There are early reports of good U.S. corn yields and as the USDA report release nears the average of trade estimates suggests the agency will not make much change to the yield. But analyst and broker Jim Riley said he will look first at the yield numbers since major acreage tweaks are unlikely.
“We’re not expecting any major acreage reductions probably until October. It could be a surprise if they did start tweaking it. Personally I think they should but I highly doubt if they will. That’s out of character for USDA.”
So Tom Fritz, a Chicago-based analyst with EFG Group, says the attention is focused on yield.
“The bottom line is you look at an average guess on corn yield of 153.8 and that’s only off 6 tenths of a bushel from USDA’s August estimate,” he told HAT. “That suggests we still have a lot of corn.”
As he says everybody believes the corn and soybean acres need to be lowered, but FSA doesn’t deliver its acre update to USDA until September 17th. If projected yields hold up corn supply might not be a problem even when there’s an announcement of reduced acres.
“Most people are with the frame of mind we could lose as many as 2 million corn acres, but if we continue to show a yield hanging around this 153 to 154 area, it suggests we still have ample supplies of corn going forward.”
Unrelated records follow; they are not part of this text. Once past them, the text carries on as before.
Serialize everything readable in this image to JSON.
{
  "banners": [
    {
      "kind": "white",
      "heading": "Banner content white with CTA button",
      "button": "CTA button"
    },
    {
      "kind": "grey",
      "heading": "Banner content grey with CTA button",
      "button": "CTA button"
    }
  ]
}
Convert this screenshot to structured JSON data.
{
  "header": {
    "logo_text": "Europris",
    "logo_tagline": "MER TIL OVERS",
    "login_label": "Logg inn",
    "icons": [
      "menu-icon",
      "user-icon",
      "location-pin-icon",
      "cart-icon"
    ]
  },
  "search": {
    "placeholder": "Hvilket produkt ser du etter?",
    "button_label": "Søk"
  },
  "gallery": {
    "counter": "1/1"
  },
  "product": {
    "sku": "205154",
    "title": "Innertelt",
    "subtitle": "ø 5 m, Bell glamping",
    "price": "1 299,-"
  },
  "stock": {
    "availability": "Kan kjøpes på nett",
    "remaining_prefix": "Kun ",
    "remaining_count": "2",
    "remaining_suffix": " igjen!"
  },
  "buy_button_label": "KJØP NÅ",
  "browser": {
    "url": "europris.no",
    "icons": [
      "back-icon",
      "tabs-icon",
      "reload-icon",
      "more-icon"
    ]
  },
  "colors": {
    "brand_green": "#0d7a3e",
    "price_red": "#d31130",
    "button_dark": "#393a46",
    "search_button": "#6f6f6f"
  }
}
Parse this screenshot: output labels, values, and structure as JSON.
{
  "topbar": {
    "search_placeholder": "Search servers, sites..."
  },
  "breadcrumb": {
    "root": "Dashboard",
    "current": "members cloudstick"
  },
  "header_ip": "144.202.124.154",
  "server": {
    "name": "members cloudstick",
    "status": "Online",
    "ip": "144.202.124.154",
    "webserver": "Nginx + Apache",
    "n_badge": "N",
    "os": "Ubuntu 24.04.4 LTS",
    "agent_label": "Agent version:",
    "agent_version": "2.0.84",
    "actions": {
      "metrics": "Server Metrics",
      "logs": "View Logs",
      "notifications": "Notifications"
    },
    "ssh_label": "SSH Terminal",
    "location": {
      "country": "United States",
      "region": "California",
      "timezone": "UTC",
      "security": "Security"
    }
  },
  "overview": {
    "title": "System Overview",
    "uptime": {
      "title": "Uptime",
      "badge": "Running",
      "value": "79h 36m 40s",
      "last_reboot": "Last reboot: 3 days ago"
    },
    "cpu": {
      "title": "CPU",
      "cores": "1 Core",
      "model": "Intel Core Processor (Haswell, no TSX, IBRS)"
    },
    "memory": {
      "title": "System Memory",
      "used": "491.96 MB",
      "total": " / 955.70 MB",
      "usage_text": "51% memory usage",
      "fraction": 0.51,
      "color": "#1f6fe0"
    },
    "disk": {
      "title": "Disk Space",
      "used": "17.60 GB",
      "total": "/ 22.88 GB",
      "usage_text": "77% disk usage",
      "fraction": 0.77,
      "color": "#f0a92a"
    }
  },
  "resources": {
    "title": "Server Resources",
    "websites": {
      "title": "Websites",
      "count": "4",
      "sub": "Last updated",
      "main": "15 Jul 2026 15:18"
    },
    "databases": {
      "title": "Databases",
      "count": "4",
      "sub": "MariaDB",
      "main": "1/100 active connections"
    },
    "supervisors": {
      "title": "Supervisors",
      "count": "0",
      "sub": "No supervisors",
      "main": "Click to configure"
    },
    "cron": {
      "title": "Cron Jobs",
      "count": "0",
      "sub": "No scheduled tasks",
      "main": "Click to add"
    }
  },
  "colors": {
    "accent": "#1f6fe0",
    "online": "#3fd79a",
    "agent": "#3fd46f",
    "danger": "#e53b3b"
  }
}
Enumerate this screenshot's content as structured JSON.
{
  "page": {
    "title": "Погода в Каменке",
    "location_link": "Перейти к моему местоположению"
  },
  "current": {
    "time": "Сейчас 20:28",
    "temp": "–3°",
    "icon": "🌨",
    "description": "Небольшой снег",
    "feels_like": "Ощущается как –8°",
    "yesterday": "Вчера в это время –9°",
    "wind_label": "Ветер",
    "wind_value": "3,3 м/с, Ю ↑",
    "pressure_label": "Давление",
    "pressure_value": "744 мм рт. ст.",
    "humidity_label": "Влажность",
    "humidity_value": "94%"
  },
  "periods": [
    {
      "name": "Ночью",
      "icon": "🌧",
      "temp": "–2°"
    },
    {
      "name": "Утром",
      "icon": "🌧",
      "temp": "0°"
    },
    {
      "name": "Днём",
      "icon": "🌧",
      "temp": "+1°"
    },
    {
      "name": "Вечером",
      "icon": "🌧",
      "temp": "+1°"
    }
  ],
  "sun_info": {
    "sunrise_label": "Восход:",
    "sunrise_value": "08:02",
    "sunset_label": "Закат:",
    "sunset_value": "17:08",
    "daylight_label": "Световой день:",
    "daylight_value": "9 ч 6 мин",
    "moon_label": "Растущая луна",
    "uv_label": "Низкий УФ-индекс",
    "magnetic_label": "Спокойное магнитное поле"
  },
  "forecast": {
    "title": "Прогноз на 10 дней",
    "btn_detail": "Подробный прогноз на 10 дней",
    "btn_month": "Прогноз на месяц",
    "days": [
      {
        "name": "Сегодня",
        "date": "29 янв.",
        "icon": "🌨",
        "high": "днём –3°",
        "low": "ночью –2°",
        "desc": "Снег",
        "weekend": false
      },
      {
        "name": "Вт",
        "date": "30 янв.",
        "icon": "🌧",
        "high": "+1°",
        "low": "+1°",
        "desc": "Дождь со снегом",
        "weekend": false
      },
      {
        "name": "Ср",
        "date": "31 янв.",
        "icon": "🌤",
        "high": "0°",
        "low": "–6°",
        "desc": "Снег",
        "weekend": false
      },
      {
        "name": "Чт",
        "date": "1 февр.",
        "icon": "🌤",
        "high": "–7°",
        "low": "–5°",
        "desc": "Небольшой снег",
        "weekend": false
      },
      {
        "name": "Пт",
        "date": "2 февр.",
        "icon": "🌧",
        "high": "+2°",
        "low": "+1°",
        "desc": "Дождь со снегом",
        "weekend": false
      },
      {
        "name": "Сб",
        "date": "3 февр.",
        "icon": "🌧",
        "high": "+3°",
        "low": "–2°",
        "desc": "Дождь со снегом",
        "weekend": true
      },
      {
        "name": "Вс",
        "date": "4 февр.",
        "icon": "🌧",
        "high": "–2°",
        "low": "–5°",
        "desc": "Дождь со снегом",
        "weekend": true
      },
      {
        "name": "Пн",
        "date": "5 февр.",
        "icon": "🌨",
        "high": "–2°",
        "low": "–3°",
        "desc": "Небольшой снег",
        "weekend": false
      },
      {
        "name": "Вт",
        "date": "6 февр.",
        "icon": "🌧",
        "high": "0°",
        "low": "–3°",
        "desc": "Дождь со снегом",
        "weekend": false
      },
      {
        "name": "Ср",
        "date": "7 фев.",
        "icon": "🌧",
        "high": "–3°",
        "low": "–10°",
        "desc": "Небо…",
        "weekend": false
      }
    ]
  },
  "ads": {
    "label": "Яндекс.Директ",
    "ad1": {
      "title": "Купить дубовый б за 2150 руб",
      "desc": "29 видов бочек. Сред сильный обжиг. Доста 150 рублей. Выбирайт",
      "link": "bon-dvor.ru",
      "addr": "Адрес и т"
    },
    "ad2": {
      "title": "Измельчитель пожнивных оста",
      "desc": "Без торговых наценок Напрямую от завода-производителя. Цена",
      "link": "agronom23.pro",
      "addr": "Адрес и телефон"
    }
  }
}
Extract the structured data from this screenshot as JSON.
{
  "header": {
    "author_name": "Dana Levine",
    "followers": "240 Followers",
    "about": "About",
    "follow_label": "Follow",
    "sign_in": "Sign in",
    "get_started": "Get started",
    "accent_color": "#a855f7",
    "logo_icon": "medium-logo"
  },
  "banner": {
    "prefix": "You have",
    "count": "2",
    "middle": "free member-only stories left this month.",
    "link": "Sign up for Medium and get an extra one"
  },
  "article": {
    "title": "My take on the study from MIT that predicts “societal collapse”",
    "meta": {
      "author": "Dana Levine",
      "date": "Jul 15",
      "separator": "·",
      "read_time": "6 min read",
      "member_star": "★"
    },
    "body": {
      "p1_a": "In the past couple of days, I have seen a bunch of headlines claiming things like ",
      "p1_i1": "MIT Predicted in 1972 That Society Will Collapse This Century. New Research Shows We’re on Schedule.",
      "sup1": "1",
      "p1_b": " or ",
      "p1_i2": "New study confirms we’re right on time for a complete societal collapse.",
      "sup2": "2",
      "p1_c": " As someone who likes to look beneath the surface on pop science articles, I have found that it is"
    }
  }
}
The average for trade estimates on soybean yield is 41.2 bushels per acre. Fritz says if USDA is close to that number it will confirm tightness in soybeans.
“It’s down 1.4 from the August estimate. That’s going to create a very tight scenario, and given anecdotal yields that we’re hearing from what few beans that have come in, bean yields aren’t very good.”
The average estimate for US corn production is 13.62 billion bushels and 3.14 billion bushels for total soybean production.